▶ [Task description] Please write out each entry that follows, keeping it exactly the same.

▶ [Web page and app entries]
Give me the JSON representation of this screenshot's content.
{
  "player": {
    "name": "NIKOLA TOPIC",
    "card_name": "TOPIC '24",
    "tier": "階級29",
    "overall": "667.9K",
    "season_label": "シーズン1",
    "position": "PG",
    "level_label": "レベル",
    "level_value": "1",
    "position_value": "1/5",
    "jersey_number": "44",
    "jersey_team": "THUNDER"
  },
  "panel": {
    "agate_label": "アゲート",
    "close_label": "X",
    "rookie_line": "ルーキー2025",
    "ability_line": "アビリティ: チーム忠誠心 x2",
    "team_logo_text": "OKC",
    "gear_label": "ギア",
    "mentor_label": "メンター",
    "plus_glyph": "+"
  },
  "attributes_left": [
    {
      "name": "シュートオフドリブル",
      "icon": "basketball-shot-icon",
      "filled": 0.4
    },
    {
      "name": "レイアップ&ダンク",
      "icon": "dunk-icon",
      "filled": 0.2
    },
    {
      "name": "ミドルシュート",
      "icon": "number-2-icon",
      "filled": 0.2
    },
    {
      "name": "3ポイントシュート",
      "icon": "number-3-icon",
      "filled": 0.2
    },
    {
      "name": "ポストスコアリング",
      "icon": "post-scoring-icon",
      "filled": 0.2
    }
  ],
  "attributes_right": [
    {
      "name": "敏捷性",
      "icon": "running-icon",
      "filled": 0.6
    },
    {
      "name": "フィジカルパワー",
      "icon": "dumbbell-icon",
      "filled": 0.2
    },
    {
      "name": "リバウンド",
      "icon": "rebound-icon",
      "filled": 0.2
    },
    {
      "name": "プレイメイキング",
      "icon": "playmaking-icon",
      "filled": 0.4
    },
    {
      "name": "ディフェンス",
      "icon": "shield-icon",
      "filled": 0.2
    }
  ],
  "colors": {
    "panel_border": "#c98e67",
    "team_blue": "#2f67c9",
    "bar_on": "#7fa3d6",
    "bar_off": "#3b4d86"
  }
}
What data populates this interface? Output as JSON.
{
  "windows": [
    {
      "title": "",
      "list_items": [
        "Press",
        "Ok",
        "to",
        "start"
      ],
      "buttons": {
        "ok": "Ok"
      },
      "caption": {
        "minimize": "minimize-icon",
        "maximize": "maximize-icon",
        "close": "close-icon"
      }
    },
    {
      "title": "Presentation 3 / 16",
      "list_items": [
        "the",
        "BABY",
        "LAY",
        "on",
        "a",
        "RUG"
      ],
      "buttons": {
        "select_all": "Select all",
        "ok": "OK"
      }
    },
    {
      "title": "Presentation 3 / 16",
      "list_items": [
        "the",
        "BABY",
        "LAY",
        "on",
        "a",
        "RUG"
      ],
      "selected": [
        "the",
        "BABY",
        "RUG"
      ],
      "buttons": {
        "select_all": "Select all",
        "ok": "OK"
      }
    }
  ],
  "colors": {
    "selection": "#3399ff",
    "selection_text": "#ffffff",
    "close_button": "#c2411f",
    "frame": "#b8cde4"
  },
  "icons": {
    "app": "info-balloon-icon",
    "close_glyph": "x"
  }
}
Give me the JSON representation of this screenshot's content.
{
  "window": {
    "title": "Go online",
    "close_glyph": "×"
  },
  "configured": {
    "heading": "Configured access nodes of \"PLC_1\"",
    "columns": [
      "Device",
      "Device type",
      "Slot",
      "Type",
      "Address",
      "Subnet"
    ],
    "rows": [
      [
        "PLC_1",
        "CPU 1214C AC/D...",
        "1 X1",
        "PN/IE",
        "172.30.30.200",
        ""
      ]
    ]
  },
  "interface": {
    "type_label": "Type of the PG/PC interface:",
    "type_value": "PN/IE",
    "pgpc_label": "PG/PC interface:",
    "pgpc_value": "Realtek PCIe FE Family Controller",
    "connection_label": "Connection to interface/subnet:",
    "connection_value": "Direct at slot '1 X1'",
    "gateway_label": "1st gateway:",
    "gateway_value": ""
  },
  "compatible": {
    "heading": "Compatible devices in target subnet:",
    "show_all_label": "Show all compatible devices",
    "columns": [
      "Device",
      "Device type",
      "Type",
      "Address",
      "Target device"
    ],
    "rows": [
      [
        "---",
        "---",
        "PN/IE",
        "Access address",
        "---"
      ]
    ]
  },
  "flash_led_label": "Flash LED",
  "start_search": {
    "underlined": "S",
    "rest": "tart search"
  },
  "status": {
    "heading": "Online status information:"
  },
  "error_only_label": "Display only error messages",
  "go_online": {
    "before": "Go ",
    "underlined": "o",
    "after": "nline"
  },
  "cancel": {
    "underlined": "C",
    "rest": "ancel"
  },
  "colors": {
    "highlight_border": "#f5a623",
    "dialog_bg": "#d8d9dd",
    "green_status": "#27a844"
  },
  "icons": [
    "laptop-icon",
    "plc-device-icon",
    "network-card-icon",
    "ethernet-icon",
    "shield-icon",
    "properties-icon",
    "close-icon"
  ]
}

▶ [Solution for this problem]
Give me the JSON representation of this screenshot's content.
{
  "player": {
    "name": "NIKOLA TOPIC",
    "card_name": "TOPIC '24",
    "tier": "階級29",
    "overall": "667.9K",
    "season_label": "シーズン1",
    "position": "PG",
    "level_label": "レベル",
    "level_value": "1",
    "position_value": "1/5",
    "jersey_number": "44",
    "jersey_team": "THUNDER"
  },
  "panel": {
    "agate_label": "アゲート",
    "close_label": "X",
    "rookie_line": "ルーキー2025",
    "ability_line": "アビリティ: チーム忠誠心 x2",
    "team_logo_text": "OKC",
    "gear_label": "ギア",
    "mentor_label": "メンター",
    "plus_glyph": "+"
  },
  "attributes_left": [
    {
      "name": "シュートオフドリブル",
      "icon": "basketball-shot-icon",
      "filled": 0.4
    },
    {
      "name": "レイアップ&ダンク",
      "icon": "dunk-icon",
      "filled": 0.2
    },
    {
      "name": "ミドルシュート",
      "icon": "number-2-icon",
      "filled": 0.2
    },
    {
      "name": "3ポイントシュート",
      "icon": "number-3-icon",
      "filled": 0.2
    },
    {
      "name": "ポストスコアリング",
      "icon": "post-scoring-icon",
      "filled": 0.2
    }
  ],
  "attributes_right": [
    {
      "name": "敏捷性",
      "icon": "running-icon",
      "filled": 0.6
    },
    {
      "name": "フィジカルパワー",
      "icon": "dumbbell-icon",
      "filled": 0.2
    },
    {
      "name": "リバウンド",
      "icon": "rebound-icon",
      "filled": 0.2
    },
    {
      "name": "プレイメイキング",
      "icon": "playmaking-icon",
      "filled": 0.4
    },
    {
      "name": "ディフェンス",
      "icon": "shield-icon",
      "filled": 0.2
    }
  ],
  "colors": {
    "panel_border": "#c98e67",
    "team_blue": "#2f67c9",
    "bar_on": "#7fa3d6",
    "bar_off": "#3b4d86"
  }
}
What data populates this interface? Output as JSON.
{
  "windows": [
    {
      "title": "",
      "list_items": [
        "Press",
        "Ok",
        "to",
        "start"
      ],
      "buttons": {
        "ok": "Ok"
      },
      "caption": {
        "minimize": "minimize-icon",
        "maximize": "maximize-icon",
        "close": "close-icon"
      }
    },
    {
      "title": "Presentation 3 / 16",
      "list_items": [
        "the",
        "BABY",
        "LAY",
        "on",
        "a",
        "RUG"
      ],
      "buttons": {
        "select_all": "Select all",
        "ok": "OK"
      }
    },
    {
      "title": "Presentation 3 / 16",
      "list_items": [
        "the",
        "BABY",
        "LAY",
        "on",
        "a",
        "RUG"
      ],
      "selected": [
        "the",
        "BABY",
        "RUG"
      ],
      "buttons": {
        "select_all": "Select all",
        "ok": "OK"
      }
    }
  ],
  "colors": {
    "selection": "#3399ff",
    "selection_text": "#ffffff",
    "close_button": "#c2411f",
    "frame": "#b8cde4"
  },
  "icons": {
    "app": "info-balloon-icon",
    "close_glyph": "x"
  }
}
Give me the JSON representation of this screenshot's content.
{
  "window": {
    "title": "Go online",
    "close_glyph": "×"
  },
  "configured": {
    "heading": "Configured access nodes of \"PLC_1\"",
    "columns": [
      "Device",
      "Device type",
      "Slot",
      "Type",
      "Address",
      "Subnet"
    ],
    "rows": [
      [
        "PLC_1",
        "CPU 1214C AC/D...",
        "1 X1",
        "PN/IE",
        "172.30.30.200",
        ""
      ]
    ]
  },
  "interface": {
    "type_label": "Type of the PG/PC interface:",
    "type_value": "PN/IE",
    "pgpc_label": "PG/PC interface:",
    "pgpc_value": "Realtek PCIe FE Family Controller",
    "connection_label": "Connection to interface/subnet:",
    "connection_value": "Direct at slot '1 X1'",
    "gateway_label": "1st gateway:",
    "gateway_value": ""
  },
  "compatible": {
    "heading": "Compatible devices in target subnet:",
    "show_all_label": "Show all compatible devices",
    "columns": [
      "Device",
      "Device type",
      "Type",
      "Address",
      "Target device"
    ],
    "rows": [
      [
        "---",
        "---",
        "PN/IE",
        "Access address",
        "---"
      ]
    ]
  },
  "flash_led_label": "Flash LED",
  "start_search": {
    "underlined": "S",
    "rest": "tart search"
  },
  "status": {
    "heading": "Online status information:"
  },
  "error_only_label": "Display only error messages",
  "go_online": {
    "before": "Go ",
    "underlined": "o",
    "after": "nline"
  },
  "cancel": {
    "underlined": "C",
    "rest": "ancel"
  },
  "colors": {
    "highlight_border": "#f5a623",
    "dialog_bg": "#d8d9dd",
    "green_status": "#27a844"
  },
  "icons": [
    "laptop-icon",
    "plc-device-icon",
    "network-card-icon",
    "ethernet-icon",
    "shield-icon",
    "properties-icon",
    "close-icon"
  ]
}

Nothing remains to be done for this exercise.